Decide realistically what you can afford, before you get caught up in the heat of negotiations. According to the Mortgage Bankers Association of America (MBAA) you can afford a single-family house that costs up to two and one-half times your annual gross income. (Annual gross income is the amount you make before taxes are deducted.) But that's only a rule of thumb, however, and it comes with some major caveats. Of course you must have the long-term capacity to repay the mortgage, and the savings to cover the down payment, not to mention the all-important comfort factor: don't go to settlement with that queasy feeling of being over-extended financially.

Instead of stampeding with the herd to the best-looking houses and competing for a seat at the negotiating table, consider taking a different tack. First, look for the proverbial diamond-in-the-rough, the home that doesn't show well but has hidden potential. It might be a fixer-upper that needs some repairs, or simply an older home needing cosmetic measures such as carpet and paint. In the upscale neighborhoods or places with low turnover, sometimes homebuyers overlook the hidden value of an aesthetically challenged home. Most people are looking for a "turnkey" home that requires a minimum of sprucing up. But that mindset creates an opportunity for the opportunistic buyer. Picture how the home would look with necessary upgrades, then do a rough estimate of the costs. Use that estimate as a factor in negotiating price.
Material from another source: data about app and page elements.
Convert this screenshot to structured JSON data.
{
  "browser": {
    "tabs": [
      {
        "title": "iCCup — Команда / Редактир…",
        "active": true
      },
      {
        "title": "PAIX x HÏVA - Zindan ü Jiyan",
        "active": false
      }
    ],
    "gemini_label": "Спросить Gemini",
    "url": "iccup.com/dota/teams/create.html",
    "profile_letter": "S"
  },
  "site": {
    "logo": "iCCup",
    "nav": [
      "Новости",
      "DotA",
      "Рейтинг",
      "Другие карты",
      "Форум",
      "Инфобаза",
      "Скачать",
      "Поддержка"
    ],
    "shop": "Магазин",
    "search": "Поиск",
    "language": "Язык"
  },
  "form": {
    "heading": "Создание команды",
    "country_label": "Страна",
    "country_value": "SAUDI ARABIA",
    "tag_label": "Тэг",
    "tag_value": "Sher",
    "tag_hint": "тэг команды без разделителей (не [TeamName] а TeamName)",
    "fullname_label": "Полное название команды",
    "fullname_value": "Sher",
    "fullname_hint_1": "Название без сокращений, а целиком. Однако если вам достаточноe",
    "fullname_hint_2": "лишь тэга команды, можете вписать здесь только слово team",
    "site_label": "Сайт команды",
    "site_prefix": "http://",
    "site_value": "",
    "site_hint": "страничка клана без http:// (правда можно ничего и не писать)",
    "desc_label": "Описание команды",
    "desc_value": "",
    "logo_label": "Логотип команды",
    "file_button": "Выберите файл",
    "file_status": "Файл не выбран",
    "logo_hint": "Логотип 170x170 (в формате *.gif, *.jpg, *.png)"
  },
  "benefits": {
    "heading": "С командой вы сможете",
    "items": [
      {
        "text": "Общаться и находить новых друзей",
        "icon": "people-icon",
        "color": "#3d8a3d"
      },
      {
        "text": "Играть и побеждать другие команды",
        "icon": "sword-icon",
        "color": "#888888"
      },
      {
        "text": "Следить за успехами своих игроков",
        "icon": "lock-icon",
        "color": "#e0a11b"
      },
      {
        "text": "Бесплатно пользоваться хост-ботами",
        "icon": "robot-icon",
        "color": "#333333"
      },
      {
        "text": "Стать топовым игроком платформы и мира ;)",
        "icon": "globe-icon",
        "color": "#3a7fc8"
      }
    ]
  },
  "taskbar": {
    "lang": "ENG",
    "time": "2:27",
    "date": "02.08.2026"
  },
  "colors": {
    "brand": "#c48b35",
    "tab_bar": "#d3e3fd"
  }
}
Next, consider the pros and cons of hiring a buyer's agent. Unlike the standard arrangement where your agent legally represents the financial interests of the seller, a buyer's broker represents you, the buyer. That means he or she can tell you which home to buy, how much to offer for it, or criticize its defects, and even represent you at the negotiating table. A buyer's broker is free to do any of those things, while the traditional "seller's agent" is not. Just make sure you're comfortable with the agent's fee and qualifications, including personality, before entering into any exclusive contract.

By Cliff McCreedy

Copyright © 2001, AHA, the American Homeowners Association, Stamford, Connecticut, USA All Rights Reserved.